The data:
- - -
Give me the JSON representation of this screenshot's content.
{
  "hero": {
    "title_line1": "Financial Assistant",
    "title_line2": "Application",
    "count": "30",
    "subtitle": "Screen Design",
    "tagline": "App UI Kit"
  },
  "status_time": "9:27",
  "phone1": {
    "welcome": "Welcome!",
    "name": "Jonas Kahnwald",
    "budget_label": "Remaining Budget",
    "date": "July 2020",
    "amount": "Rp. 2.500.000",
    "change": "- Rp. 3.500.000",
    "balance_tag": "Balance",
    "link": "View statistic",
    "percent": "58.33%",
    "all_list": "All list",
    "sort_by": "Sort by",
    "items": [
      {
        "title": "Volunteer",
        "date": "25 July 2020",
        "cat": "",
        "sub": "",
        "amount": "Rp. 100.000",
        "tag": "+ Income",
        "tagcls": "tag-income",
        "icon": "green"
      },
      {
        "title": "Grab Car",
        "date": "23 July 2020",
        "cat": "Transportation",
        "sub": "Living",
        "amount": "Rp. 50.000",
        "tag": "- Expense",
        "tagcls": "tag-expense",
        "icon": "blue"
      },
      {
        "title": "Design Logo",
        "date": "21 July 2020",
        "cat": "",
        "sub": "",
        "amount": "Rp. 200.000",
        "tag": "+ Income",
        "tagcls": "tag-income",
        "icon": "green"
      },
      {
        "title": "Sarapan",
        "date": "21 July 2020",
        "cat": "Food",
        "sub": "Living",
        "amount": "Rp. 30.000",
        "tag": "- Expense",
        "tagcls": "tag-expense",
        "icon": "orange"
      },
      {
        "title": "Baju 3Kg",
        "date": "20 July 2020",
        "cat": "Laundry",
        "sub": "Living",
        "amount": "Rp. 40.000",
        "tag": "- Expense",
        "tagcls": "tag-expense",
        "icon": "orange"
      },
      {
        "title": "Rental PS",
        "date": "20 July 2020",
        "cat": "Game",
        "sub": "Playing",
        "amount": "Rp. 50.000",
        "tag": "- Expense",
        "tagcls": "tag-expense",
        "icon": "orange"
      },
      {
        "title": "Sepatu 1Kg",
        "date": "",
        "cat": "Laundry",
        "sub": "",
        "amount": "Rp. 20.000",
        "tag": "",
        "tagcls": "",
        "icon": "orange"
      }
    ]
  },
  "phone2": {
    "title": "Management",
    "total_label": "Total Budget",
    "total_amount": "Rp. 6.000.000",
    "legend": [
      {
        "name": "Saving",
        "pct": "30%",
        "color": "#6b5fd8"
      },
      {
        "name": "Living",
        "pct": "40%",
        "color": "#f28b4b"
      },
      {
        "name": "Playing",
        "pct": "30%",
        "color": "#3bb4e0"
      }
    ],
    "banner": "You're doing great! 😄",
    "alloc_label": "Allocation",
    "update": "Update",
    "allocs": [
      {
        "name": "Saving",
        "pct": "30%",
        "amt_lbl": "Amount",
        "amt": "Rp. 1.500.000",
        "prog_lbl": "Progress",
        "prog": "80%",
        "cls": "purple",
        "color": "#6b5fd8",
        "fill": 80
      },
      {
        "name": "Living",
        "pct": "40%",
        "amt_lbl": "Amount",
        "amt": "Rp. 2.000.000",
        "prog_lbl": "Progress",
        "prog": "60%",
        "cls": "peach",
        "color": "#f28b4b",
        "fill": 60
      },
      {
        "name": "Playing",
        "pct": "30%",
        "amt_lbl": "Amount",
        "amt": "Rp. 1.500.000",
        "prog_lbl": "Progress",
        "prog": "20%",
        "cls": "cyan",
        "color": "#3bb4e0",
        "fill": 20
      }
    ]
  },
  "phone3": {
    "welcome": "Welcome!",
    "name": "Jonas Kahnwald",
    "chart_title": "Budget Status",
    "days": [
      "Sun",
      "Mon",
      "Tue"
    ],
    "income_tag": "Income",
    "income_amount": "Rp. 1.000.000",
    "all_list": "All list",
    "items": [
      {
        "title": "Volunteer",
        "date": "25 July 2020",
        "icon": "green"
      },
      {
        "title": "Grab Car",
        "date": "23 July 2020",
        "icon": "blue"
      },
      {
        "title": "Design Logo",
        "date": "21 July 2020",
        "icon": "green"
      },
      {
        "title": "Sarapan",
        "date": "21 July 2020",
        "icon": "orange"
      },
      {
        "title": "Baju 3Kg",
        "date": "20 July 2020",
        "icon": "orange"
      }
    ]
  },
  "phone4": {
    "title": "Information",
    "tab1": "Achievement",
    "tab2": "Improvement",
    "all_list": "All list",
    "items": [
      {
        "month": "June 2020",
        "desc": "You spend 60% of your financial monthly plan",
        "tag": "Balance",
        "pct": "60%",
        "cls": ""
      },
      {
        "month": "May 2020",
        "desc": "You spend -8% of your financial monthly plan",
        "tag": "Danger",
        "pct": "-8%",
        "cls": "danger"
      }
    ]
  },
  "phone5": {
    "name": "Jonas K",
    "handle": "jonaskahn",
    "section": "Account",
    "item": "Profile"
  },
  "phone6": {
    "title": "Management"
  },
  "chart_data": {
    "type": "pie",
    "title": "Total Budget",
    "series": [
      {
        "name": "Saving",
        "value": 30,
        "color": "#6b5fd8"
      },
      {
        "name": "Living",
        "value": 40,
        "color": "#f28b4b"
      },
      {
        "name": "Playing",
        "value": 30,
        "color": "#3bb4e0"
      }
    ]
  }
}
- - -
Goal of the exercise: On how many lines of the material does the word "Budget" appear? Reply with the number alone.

Your solution: 4